Use more dialogue: Dialogue has that way of making an article feel like a narrative. It gives a much more intimate look at the characters in a story.
I’ve increase my use of dialogue some, but not as much as I would’ve liked or imagined. Part of that, realistically, is the subjects I’ve been reporting on. I think if I’d done more traditional storytelling with a master narrative and single subject, things might’ve gone differently. Nevertheless, I’m paying attention to it now, and awareness is the first step.
Focus on learning: I want to explore how we learn, why we learn the way we do, how teachers and schools manage and support different learning styles, and why there is pressure sometimes to learn in a certain way at a certain level.
This was my initial idea for my project, and although it’s changed and morphed and turned into something different, it was this first thought that got me to that point. The more I talked to sources, the more research and reflecting and questioning I did, the more it became possible to arrive at my central question.
Overall, I’m happy with how my advanced reporting semester went. Between instances of breaking news in education and crime and beat reporting, I set out to have a completely different experience from beginning reporting, and I did. While I still try to play to my strengths of writing clear, break-it-down types of stories, I now know I can do more than that. I want to branch out and become a better storyteller, and little by little, I have.
And even though every aspect of my original goals weren’t completed in their entirety, here’s what I did accomplish aside from what already has been mentioned:
- I learned I can pick up stories at the drop of a hat. I’m no longer intimidated by writing on deadline or dealing with breaking news. It’s still stressful and exciting, but not paralyzing like it once was.
- I’ve figured out how I best report: with lots and lots and LOTS of notes. I might go through stages of drafting and note-taking and rewriting, but it works for me.
- I’m becoming a much more confident interviewer.

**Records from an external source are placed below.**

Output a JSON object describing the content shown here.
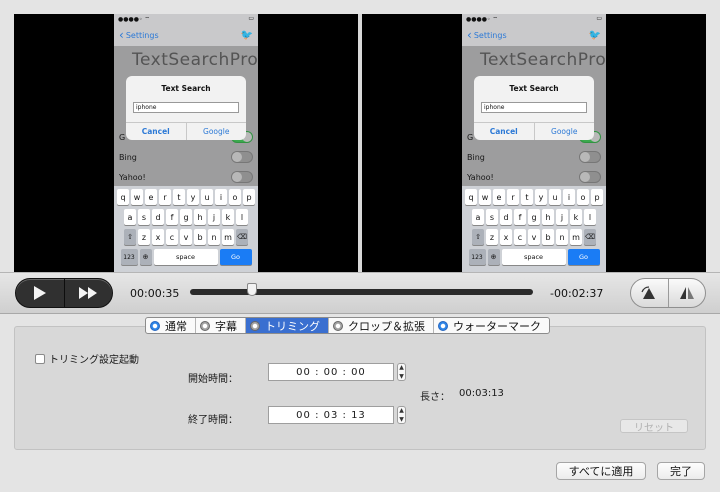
{
  "phone": {
    "nav_back": "Settings",
    "app_title": "TextSearchPro",
    "alert_title": "Text Search",
    "alert_input_value": "iphone",
    "alert_cancel": "Cancel",
    "alert_google": "Google",
    "row_g": "G",
    "row_bing": "Bing",
    "row_yahoo": "Yahoo!",
    "keys_row1": [
      "q",
      "w",
      "e",
      "r",
      "t",
      "y",
      "u",
      "i",
      "o",
      "p"
    ],
    "keys_row2": [
      "a",
      "s",
      "d",
      "f",
      "g",
      "h",
      "j",
      "k",
      "l"
    ],
    "keys_row3": [
      "z",
      "x",
      "c",
      "v",
      "b",
      "n",
      "m"
    ],
    "key_num": "123",
    "key_space": "space",
    "key_go": "Go"
  },
  "transport": {
    "current_time": "00:00:35",
    "remaining_time": "-00:02:37",
    "playback_position": 0.18
  },
  "tabs": [
    {
      "label": "通常",
      "state": "blue"
    },
    {
      "label": "字幕",
      "state": "gray"
    },
    {
      "label": "トリミング",
      "state": "active"
    },
    {
      "label": "クロップ＆拡張",
      "state": "gray"
    },
    {
      "label": "ウォーターマーク",
      "state": "blue"
    }
  ],
  "trim": {
    "enable_label": "トリミング設定起動",
    "start_label": "開始時間：",
    "start_value": "00 : 00 : 00",
    "end_label": "終了時間：",
    "end_value": "00 : 03 : 13",
    "length_label": "長さ：",
    "length_value": "00:03:13",
    "reset_label": "リセット"
  },
  "footer": {
    "apply_all_label": "すべてに適用",
    "done_label": "完了"
  }
}
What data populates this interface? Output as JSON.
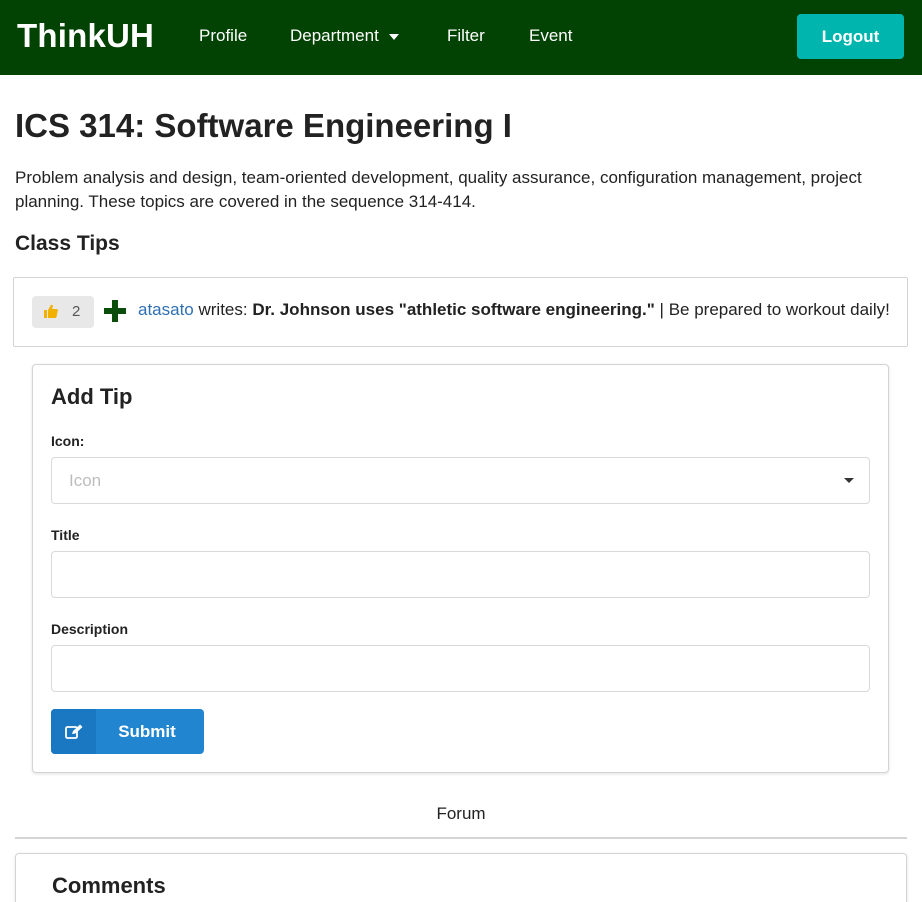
{
  "navbar": {
    "brand": "ThinkUH",
    "items": [
      {
        "label": "Profile"
      },
      {
        "label": "Department"
      },
      {
        "label": "Filter"
      },
      {
        "label": "Event"
      }
    ],
    "logout_label": "Logout",
    "colors": {
      "background": "#024202",
      "logout": "#00b5ad"
    }
  },
  "course": {
    "title": "ICS 314: Software Engineering I",
    "description": "Problem analysis and design, team-oriented development, quality assurance, configuration management, project planning. These topics are covered in the sequence 314-414."
  },
  "class_tips": {
    "heading": "Class Tips",
    "tips": [
      {
        "likes": "2",
        "like_icon": "thumbs-up-icon",
        "add_icon": "plus-icon",
        "author": "atasato",
        "verb": " writes: ",
        "title": "Dr. Johnson uses \"athletic software engineering.\"",
        "description": " | Be prepared to workout daily!"
      }
    ]
  },
  "add_tip": {
    "heading": "Add Tip",
    "icon_label": "Icon:",
    "icon_placeholder": "Icon",
    "title_label": "Title",
    "title_value": "",
    "description_label": "Description",
    "description_value": "",
    "submit_label": "Submit",
    "submit_icon": "edit-icon",
    "colors": {
      "submit": "#2185d0"
    }
  },
  "forum": {
    "label": "Forum",
    "comments_heading": "Comments"
  }
}
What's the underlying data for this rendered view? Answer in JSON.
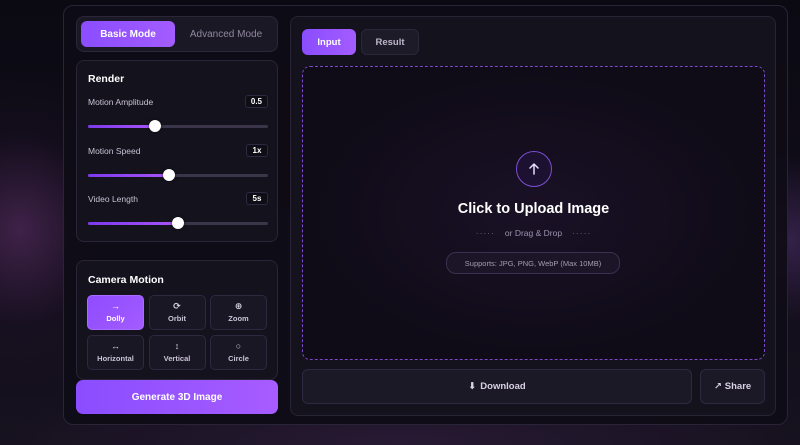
{
  "modes": {
    "basic": "Basic Mode",
    "advanced": "Advanced Mode"
  },
  "render": {
    "title": "Render",
    "sliders": [
      {
        "label": "Motion Amplitude",
        "value": "0.5",
        "fill_fraction": 0.37
      },
      {
        "label": "Motion Speed",
        "value": "1x",
        "fill_fraction": 0.45
      },
      {
        "label": "Video Length",
        "value": "5s",
        "fill_fraction": 0.5
      }
    ]
  },
  "camera": {
    "title": "Camera Motion",
    "options": [
      {
        "label": "Dolly",
        "icon": "→",
        "icon_name": "arrow-right-icon",
        "active": true
      },
      {
        "label": "Orbit",
        "icon": "⟳",
        "icon_name": "orbit-icon",
        "active": false
      },
      {
        "label": "Zoom",
        "icon": "⊕",
        "icon_name": "zoom-icon",
        "active": false
      },
      {
        "label": "Horizontal",
        "icon": "↔",
        "icon_name": "horizontal-arrows-icon",
        "active": false
      },
      {
        "label": "Vertical",
        "icon": "↕",
        "icon_name": "vertical-arrows-icon",
        "active": false
      },
      {
        "label": "Circle",
        "icon": "○",
        "icon_name": "circle-icon",
        "active": false
      }
    ]
  },
  "generate_label": "Generate 3D Image",
  "tabs": {
    "input": "Input",
    "result": "Result"
  },
  "upload": {
    "title": "Click to Upload Image",
    "subtitle": "or Drag & Drop",
    "supports": "Supports: JPG, PNG, WebP (Max 10MB)"
  },
  "download_label": "Download",
  "share_label": "Share",
  "colors": {
    "accent": "#8b4dff",
    "accent_light": "#a35cff",
    "panel": "#14121d"
  }
}
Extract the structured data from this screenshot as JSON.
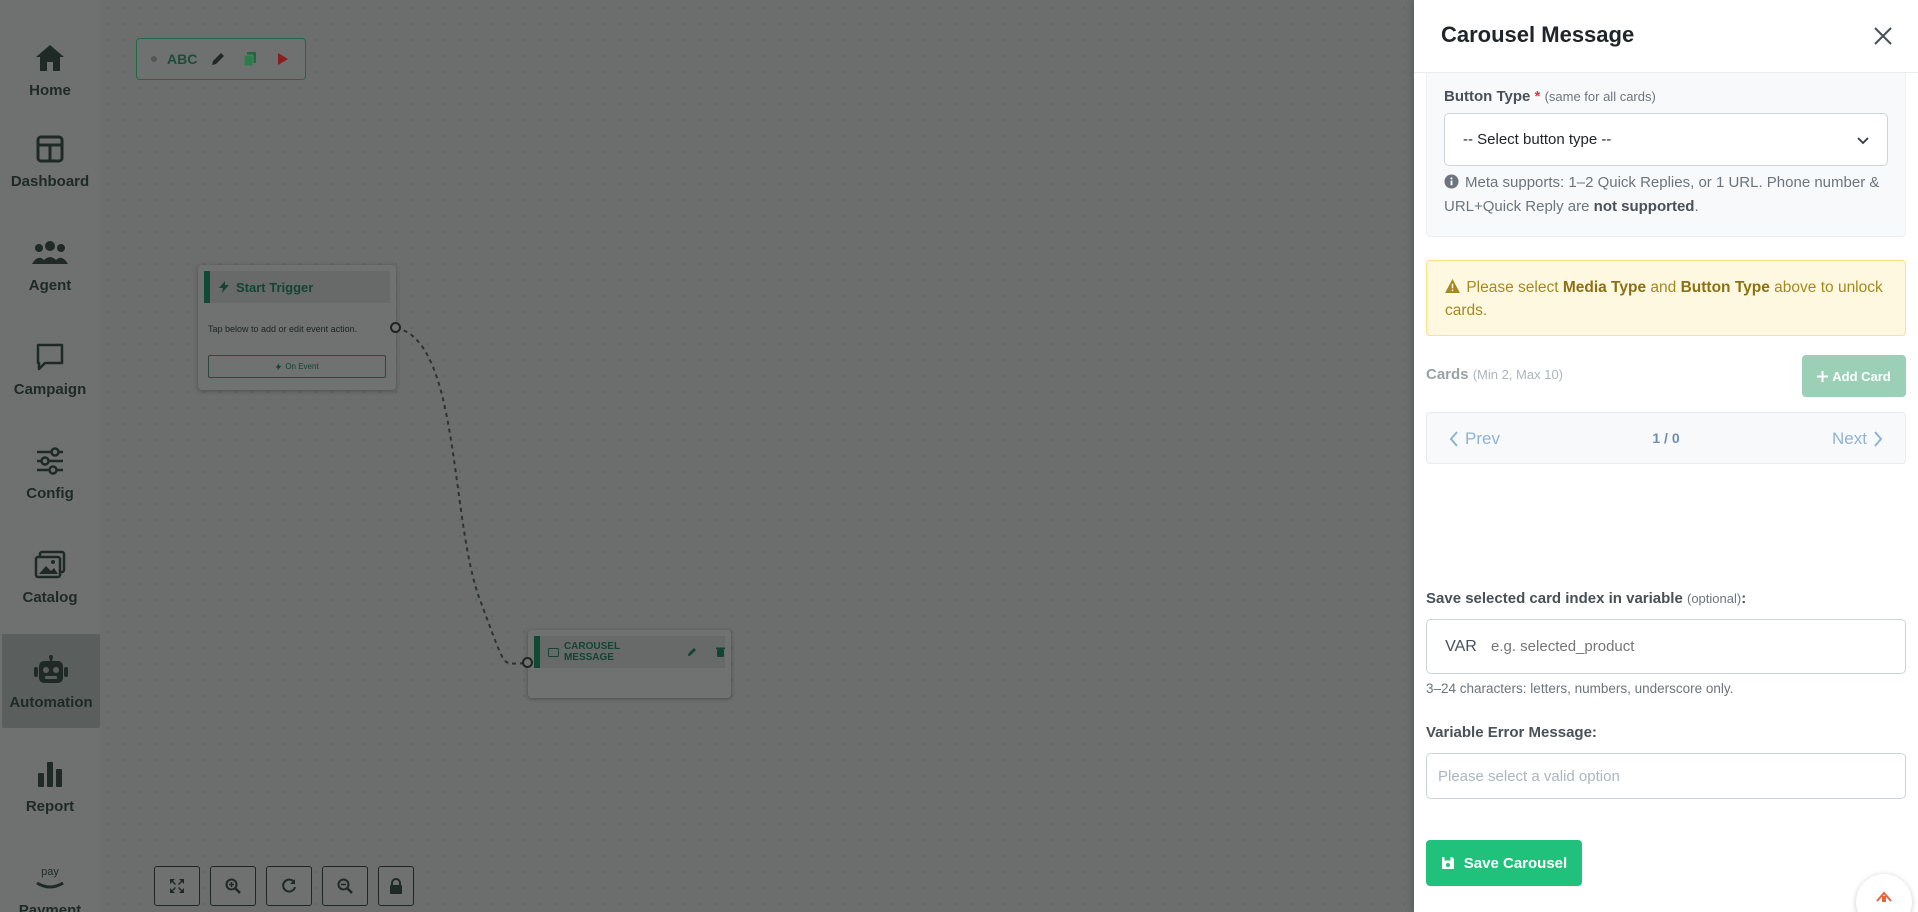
{
  "sidebar": {
    "items": [
      {
        "label": "Home",
        "icon": "home-icon"
      },
      {
        "label": "Dashboard",
        "icon": "dashboard-icon"
      },
      {
        "label": "Agent",
        "icon": "users-icon"
      },
      {
        "label": "Campaign",
        "icon": "chat-icon"
      },
      {
        "label": "Config",
        "icon": "sliders-icon"
      },
      {
        "label": "Catalog",
        "icon": "image-icon"
      },
      {
        "label": "Automation",
        "icon": "robot-icon",
        "active": true
      },
      {
        "label": "Report",
        "icon": "bar-chart-icon"
      },
      {
        "label": "Payment",
        "icon": "pay-icon"
      }
    ]
  },
  "canvas": {
    "flow_name": "ABC",
    "start_node": {
      "title": "Start Trigger",
      "description": "Tap below to add or edit event action.",
      "event_button": "On Event"
    },
    "carousel_node": {
      "title": "CAROUSEL MESSAGE"
    }
  },
  "panel": {
    "title": "Carousel Message",
    "button_type": {
      "label": "Button Type",
      "required_mark": "*",
      "hint": "(same for all cards)",
      "selected": "-- Select button type --",
      "info_text": "Meta supports: 1–2 Quick Replies, or 1 URL. Phone number & URL+Quick Reply are",
      "info_bold": "not supported",
      "info_end": "."
    },
    "warning": {
      "prefix": "Please select",
      "media_type": "Media Type",
      "and": "and",
      "button_type": "Button Type",
      "suffix": "above to unlock cards."
    },
    "cards": {
      "label": "Cards",
      "hint": "(Min 2, Max 10)",
      "add_button": "Add Card",
      "prev": "Prev",
      "next": "Next",
      "count": "1 / 0"
    },
    "variable": {
      "label": "Save selected card index in variable",
      "optional": "(optional)",
      "colon": ":",
      "prefix": "VAR",
      "placeholder": "e.g. selected_product",
      "help": "3–24 characters: letters, numbers, underscore only."
    },
    "error_message": {
      "label": "Variable Error Message:",
      "placeholder": "Please select a valid option"
    },
    "save_button": "Save Carousel"
  },
  "colors": {
    "accent": "#20c17a",
    "warning_bg": "#fff8e1",
    "overlay": "#6b6e6d"
  }
}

I have more strategies and tools at my disposal, and I know how to keep sources talking and on-track better than I used to.
- I’ve also realized the benefit of just having a good conversation and how that can contribute to and work well alongside an interview.
I was able to strike out on my own and come up with my own ideas and ways of covering them. I got more experience juggling the moving parts of any story assignment (graphics, photos, interviews, etc) and I feel like I know where I need to go from here to continue to improve my writing and reporting.